▶ [YOUR TASK] Each record should be output exactly, with every character kept.

▶ [DATA FOR ANALYSIS]
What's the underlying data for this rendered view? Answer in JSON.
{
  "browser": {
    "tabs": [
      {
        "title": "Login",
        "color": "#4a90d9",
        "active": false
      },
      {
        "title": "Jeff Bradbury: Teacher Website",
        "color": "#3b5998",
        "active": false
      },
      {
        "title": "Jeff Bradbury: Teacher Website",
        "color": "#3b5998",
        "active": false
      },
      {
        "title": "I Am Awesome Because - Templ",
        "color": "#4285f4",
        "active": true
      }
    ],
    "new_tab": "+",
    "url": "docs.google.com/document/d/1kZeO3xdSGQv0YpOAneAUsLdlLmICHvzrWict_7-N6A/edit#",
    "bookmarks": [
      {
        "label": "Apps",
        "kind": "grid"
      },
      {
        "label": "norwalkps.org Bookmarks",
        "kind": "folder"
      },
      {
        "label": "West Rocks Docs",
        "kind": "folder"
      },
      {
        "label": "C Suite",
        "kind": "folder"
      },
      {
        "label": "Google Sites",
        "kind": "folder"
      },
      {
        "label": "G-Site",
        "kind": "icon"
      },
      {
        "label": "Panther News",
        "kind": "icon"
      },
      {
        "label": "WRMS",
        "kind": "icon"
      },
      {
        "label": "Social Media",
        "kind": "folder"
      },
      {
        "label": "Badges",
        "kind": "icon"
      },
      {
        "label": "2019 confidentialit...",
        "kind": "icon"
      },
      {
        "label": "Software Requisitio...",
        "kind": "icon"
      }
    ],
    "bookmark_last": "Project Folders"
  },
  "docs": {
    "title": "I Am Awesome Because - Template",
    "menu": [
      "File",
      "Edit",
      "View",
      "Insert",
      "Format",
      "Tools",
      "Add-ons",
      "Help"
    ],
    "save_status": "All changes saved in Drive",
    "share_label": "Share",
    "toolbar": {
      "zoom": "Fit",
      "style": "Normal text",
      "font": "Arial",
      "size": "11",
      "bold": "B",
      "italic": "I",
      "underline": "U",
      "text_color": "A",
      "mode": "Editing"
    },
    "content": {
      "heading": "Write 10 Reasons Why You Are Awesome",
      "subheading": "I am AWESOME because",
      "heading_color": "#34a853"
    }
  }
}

▶ [WRITTEN SOLUTION]
What's the underlying data for this rendered view? Answer in JSON.
{
  "browser": {
    "tabs": [
      {
        "title": "Login",
        "color": "#4a90d9",
        "active": false
      },
      {
        "title": "Jeff Bradbury: Teacher Website",
        "color": "#3b5998",
        "active": false
      },
      {
        "title": "Jeff Bradbury: Teacher Website",
        "color": "#3b5998",
        "active": false
      },
      {
        "title": "I Am Awesome Because - Templ",
        "color": "#4285f4",
        "active": true
      }
    ],
    "new_tab": "+",
    "url": "docs.google.com/document/d/1kZeO3xdSGQv0YpOAneAUsLdlLmICHvzrWict_7-N6A/edit#",
    "bookmarks": [
      {
        "label": "Apps",
        "kind": "grid"
      },
      {
        "label": "norwalkps.org Bookmarks",
        "kind": "folder"
      },
      {
        "label": "West Rocks Docs",
        "kind": "folder"
      },
      {
        "label": "C Suite",
        "kind": "folder"
      },
      {
        "label": "Google Sites",
        "kind": "folder"
      },
      {
        "label": "G-Site",
        "kind": "icon"
      },
      {
        "label": "Panther News",
        "kind": "icon"
      },
      {
        "label": "WRMS",
        "kind": "icon"
      },
      {
        "label": "Social Media",
        "kind": "folder"
      },
      {
        "label": "Badges",
        "kind": "icon"
      },
      {
        "label": "2019 confidentialit...",
        "kind": "icon"
      },
      {
        "label": "Software Requisitio...",
        "kind": "icon"
      }
    ],
    "bookmark_last": "Project Folders"
  },
  "docs": {
    "title": "I Am Awesome Because - Template",
    "menu": [
      "File",
      "Edit",
      "View",
      "Insert",
      "Format",
      "Tools",
      "Add-ons",
      "Help"
    ],
    "save_status": "All changes saved in Drive",
    "share_label": "Share",
    "toolbar": {
      "zoom": "Fit",
      "style": "Normal text",
      "font": "Arial",
      "size": "11",
      "bold": "B",
      "italic": "I",
      "underline": "U",
      "text_color": "A",
      "mode": "Editing"
    },
    "content": {
      "heading": "Write 10 Reasons Why You Are Awesome",
      "subheading": "I am AWESOME because",
      "heading_color": "#34a853"
    }
  }
}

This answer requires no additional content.